- Appeal to motive
Appeal to motive is a pattern of argument which consists in challenging a thesis by calling into question the motives of its proposer. It can be considered as a special case of the ad hominem circumstantial argument. As such, this type of argument may be a
A common feature of appeals to motive is that only the possibility of a motive (however small) is shown, without showing the motive actually existed or, if the motive did exist, that the motive played a role in forming the argument and its conclusion. Indeed, it is often assumed that the mere possibility of motive is evidence enough.
* "That website recommended nVidia's graphics chip over ATI's. But they also display nVidia advertising on their site, so they were probably biased in their review." The thesis in this case is the website's evaluation of the relative merits of the two chips.
* "The only reason why she got the part in that movie is because her husband is the director." In this case, the thesis is less clear, but could be an assertion that the husband made in regard to his wife's acting ability.
* "The referee comes from the same place as ("a sports team"), so his refereeing was obviously biased towards them." In this case, the thesis consists of the referee's rulings.
* ad hominem circumstantial
title = Fallacies of relevance
url = http://www.insidephilosophy.com/logic/relevance.php
work = Logic and Reasoning
publisher = Inside Philosophy
accessdate = 2008-01-28
Wikimedia Foundation. 2010.
Look at other dictionaries:
Appeal (disambiguation) — Appeal may refer to:* Appeal ndash; in law an appeal is a challenge of a judicial judgement to a higher authority, usually called an appellate court. * Appeal (motion) ndash; in parliamentary procedure an appeal is a challenge of the chair s… … Wikipedia
Appeal to novelty — The appeal to novelty (also called argumentum ad novitatem ) is a fallacy in which someone prematurely claims that an idea or proposal is correct or superior, exclusively because it is new and modern. In a controversy between status quo and new… … Wikipedia
List of fallacies — For specific popular misconceptions, see List of common misconceptions. A fallacy is incorrect argumentation in logic and rhetoric resulting in a lack of validity, or more generally, a lack of soundness. Contents 1 Formal fallacies 1.1… … Wikipedia
Ambiguity — Sir John Tenniel s illustration of the Caterpillar for Lewis Carroll s Alice s Adventures in Wonderland is noted for its ambiguous central figure, whose head can be viewed as being a human male s face with a pointed nose and pointy chin or being… … Wikipedia
Argumentum ad populum — In logic, an argumentum ad populum (Latin for appeal to the people ) is a fallacious argument that concludes a proposition to be true because many or most people believe it; it alleges: If many believe so, it is so. This type of argument is known … Wikipedia
Naturalistic fallacy — The naturalistic fallacy is often claimed to be a formal fallacy.
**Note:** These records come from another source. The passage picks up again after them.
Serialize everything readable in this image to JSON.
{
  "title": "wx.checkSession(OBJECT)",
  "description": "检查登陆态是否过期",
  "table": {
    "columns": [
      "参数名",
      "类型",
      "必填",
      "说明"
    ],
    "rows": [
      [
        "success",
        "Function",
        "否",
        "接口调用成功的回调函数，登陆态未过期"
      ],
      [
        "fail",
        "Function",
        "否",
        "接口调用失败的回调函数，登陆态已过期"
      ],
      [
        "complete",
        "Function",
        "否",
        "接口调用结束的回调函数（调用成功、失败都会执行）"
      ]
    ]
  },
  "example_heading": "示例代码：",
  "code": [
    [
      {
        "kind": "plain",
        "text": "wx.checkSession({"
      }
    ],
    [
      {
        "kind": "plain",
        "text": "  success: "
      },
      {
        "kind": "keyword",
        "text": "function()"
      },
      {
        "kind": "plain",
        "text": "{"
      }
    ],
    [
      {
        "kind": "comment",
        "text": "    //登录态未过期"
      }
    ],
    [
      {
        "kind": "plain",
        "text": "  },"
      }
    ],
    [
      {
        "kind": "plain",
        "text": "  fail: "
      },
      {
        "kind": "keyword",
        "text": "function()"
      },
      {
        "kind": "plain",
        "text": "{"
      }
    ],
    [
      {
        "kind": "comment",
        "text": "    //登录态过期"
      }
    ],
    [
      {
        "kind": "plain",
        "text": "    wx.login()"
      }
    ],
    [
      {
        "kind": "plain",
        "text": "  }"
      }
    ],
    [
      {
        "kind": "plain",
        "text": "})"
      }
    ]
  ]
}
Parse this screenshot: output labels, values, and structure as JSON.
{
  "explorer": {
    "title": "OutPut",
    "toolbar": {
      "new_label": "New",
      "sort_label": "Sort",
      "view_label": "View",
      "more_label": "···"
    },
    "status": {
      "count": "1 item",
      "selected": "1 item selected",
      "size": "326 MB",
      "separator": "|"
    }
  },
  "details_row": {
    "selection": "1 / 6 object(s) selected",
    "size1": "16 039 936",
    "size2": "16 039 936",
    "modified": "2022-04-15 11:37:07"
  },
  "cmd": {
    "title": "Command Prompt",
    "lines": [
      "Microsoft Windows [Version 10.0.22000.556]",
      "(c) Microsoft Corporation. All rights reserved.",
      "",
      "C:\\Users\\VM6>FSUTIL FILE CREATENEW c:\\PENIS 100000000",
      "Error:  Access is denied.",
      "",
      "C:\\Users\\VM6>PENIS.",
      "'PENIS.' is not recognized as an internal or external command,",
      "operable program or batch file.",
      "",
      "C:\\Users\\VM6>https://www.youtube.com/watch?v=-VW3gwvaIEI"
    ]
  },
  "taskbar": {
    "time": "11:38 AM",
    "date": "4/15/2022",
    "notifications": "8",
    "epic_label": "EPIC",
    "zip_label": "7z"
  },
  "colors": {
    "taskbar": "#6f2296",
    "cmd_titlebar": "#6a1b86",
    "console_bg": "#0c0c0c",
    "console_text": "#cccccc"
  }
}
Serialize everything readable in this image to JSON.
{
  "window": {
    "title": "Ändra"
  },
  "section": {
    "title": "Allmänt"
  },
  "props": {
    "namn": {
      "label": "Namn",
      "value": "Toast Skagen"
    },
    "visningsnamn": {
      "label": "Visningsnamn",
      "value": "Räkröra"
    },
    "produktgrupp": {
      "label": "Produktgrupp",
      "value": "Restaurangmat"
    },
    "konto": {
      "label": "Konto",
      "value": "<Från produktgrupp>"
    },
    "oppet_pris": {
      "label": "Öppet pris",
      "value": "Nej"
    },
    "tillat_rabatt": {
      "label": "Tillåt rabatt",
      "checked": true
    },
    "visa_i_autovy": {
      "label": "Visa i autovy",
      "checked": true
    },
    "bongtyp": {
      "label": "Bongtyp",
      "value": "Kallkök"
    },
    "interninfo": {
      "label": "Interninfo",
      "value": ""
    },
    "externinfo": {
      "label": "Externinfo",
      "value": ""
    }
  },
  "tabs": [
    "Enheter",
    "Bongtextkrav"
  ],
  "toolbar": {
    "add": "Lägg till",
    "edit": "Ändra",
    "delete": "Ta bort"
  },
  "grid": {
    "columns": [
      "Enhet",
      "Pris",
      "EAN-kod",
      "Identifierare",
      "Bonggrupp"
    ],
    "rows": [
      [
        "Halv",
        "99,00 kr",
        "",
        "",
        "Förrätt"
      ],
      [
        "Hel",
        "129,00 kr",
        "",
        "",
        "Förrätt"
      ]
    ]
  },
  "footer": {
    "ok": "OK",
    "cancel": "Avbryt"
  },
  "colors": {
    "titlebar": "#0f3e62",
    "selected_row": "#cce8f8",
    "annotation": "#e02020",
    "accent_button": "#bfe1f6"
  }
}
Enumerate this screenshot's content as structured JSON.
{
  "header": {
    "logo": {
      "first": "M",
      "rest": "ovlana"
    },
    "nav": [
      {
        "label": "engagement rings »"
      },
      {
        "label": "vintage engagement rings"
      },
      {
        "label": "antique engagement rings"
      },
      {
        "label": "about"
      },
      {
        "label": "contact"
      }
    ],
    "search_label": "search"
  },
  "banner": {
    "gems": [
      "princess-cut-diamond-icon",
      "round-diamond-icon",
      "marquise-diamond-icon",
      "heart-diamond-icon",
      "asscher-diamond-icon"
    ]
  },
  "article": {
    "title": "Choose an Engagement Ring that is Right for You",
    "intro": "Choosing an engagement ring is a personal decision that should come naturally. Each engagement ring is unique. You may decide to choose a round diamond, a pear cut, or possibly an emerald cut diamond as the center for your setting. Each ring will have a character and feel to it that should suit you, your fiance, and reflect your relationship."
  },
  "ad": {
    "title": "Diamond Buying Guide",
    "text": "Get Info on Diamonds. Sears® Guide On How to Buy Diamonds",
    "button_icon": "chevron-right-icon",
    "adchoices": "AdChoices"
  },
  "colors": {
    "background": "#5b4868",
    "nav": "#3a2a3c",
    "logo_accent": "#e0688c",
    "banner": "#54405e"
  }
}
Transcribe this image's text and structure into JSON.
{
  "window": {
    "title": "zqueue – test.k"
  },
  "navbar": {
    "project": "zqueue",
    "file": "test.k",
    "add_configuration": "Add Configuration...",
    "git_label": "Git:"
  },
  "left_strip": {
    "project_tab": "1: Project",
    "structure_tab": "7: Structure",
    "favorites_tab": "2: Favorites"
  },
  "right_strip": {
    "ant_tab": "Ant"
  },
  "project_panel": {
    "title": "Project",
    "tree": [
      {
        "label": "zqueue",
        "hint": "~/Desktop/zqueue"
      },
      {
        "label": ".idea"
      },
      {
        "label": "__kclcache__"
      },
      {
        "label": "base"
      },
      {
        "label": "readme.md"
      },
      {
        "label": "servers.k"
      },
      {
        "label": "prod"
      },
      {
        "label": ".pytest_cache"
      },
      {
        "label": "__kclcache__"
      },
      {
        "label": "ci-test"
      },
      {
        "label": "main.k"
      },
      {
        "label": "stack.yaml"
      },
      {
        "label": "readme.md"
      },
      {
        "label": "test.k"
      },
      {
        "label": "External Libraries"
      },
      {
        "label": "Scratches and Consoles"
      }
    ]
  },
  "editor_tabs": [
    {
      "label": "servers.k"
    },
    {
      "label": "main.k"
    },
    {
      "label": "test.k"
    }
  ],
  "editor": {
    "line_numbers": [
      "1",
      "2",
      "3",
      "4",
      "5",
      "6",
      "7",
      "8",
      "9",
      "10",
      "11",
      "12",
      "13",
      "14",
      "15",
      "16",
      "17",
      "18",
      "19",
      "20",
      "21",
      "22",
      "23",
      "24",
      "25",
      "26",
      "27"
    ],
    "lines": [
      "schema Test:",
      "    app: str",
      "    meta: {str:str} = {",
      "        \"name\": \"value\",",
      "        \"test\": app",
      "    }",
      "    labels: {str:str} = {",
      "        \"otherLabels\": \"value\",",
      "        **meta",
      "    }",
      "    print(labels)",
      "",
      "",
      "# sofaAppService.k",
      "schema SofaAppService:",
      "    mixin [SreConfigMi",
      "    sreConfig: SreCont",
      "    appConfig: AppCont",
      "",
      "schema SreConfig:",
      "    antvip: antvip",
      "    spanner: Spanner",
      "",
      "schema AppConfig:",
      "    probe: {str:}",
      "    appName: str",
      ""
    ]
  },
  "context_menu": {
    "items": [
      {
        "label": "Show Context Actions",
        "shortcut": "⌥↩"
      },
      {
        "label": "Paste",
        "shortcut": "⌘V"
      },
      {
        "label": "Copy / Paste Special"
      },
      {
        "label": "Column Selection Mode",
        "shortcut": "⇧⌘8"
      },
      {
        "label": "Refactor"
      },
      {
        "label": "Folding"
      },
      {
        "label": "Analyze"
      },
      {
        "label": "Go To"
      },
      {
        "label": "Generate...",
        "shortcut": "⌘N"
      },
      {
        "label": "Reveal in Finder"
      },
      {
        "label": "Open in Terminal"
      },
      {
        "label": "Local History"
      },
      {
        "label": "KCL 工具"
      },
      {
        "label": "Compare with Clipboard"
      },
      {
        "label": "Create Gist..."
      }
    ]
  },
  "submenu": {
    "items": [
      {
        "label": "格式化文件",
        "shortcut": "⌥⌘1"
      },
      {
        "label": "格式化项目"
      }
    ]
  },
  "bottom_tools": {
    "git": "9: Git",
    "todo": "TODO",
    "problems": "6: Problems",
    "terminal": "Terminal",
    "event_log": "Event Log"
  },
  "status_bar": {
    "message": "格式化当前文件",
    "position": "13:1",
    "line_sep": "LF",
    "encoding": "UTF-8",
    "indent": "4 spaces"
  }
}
It was described and named by British philosopher G. E. Moore in his 1903 book Principia Ethica. Moore stated that a naturalistic fallacy is committed whenever a philosopher… … Wikipedia
Fallacy — In logic and rhetoric, a fallacy is usually incorrect argumentation in reasoning resulting in a misconception or presumption. By accident or design, fallacies may exploit emotional triggers in the listener or interlocutor (appeal to emotion), or… … Wikipedia
Ignoratio elenchi — Contents 1 Example 2 Red herring 3 See also 4 References … Wikipedia
List of philosophy topics (A-C) — 110th century philosophy 11th century philosophy 12th century philosophy 13th century philosophy 14th century philosophy 15th century philosophy 16th century philosophy 17th century philosophy 18th century philosophy 19th century philosophy220th… … Wikipedia
Moralistic fallacy — The moralistic fallacy is in essence the reverse of the naturalistic fallacy. Naturalistic fallacy presumes that what is or what occurs forms what ought to be. Thus the observed natural is reasoned a priori as moral. Moralistic fallacy implies … Wikipedia